▶ _Try it_
Find the lines in the records that carry the word "kind". Copy each one.

################

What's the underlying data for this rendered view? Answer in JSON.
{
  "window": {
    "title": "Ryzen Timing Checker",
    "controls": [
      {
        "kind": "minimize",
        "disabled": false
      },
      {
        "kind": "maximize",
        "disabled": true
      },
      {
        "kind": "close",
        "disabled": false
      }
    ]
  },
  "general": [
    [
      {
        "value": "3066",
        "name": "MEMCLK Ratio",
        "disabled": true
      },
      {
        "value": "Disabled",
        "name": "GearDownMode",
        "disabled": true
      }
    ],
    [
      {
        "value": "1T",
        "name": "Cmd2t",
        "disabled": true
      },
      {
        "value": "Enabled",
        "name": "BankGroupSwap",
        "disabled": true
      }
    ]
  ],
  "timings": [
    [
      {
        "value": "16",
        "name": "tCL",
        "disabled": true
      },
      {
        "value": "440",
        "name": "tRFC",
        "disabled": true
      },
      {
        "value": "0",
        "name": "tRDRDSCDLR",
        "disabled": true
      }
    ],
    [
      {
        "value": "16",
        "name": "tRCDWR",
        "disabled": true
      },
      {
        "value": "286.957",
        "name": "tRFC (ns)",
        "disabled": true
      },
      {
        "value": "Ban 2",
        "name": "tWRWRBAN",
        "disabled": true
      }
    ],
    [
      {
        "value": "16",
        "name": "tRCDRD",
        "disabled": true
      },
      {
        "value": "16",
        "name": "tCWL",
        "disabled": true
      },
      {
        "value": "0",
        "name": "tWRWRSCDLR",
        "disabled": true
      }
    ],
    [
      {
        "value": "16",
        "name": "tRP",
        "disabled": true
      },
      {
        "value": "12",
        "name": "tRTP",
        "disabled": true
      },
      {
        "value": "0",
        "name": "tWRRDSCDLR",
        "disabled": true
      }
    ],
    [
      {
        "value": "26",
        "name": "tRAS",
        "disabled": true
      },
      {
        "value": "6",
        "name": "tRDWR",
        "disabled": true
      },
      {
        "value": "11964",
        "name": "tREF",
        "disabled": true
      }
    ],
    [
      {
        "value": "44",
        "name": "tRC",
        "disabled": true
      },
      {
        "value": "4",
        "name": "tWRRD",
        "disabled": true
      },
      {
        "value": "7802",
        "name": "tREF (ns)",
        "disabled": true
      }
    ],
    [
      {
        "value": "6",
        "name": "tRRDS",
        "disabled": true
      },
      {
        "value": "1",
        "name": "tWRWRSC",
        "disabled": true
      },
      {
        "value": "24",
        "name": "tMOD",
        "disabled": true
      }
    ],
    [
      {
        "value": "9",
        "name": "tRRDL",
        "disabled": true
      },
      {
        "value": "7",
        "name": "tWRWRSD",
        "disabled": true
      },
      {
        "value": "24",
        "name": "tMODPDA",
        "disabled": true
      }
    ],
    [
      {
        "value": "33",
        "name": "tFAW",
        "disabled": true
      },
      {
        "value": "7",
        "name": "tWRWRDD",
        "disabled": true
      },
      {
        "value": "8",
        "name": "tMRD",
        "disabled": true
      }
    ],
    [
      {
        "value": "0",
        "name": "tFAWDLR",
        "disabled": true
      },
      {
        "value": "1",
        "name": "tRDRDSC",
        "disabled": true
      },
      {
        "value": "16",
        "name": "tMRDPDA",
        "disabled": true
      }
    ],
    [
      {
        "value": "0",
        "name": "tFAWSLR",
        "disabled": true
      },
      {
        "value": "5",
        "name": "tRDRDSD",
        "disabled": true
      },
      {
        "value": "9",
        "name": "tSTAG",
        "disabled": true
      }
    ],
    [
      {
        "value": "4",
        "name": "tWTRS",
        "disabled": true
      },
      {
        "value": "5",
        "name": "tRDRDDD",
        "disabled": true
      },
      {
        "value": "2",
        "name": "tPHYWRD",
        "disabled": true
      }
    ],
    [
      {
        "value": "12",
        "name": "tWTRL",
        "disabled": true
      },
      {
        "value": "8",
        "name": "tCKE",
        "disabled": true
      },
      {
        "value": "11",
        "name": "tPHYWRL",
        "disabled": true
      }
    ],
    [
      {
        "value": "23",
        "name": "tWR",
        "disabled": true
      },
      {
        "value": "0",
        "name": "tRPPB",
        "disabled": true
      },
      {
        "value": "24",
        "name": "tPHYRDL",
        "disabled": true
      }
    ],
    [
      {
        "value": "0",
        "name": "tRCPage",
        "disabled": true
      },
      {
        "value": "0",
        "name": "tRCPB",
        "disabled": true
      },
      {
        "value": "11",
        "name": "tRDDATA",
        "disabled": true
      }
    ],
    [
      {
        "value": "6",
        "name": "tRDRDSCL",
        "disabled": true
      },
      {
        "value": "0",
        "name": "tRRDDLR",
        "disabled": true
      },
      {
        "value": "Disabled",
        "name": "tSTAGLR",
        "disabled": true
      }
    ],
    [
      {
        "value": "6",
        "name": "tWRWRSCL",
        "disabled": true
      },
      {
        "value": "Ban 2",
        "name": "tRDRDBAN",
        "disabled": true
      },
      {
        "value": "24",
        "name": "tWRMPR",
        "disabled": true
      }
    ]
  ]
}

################

▶ _Solved problem_
        "kind": "minimize",
        "kind": "maximize",
        "kind": "close",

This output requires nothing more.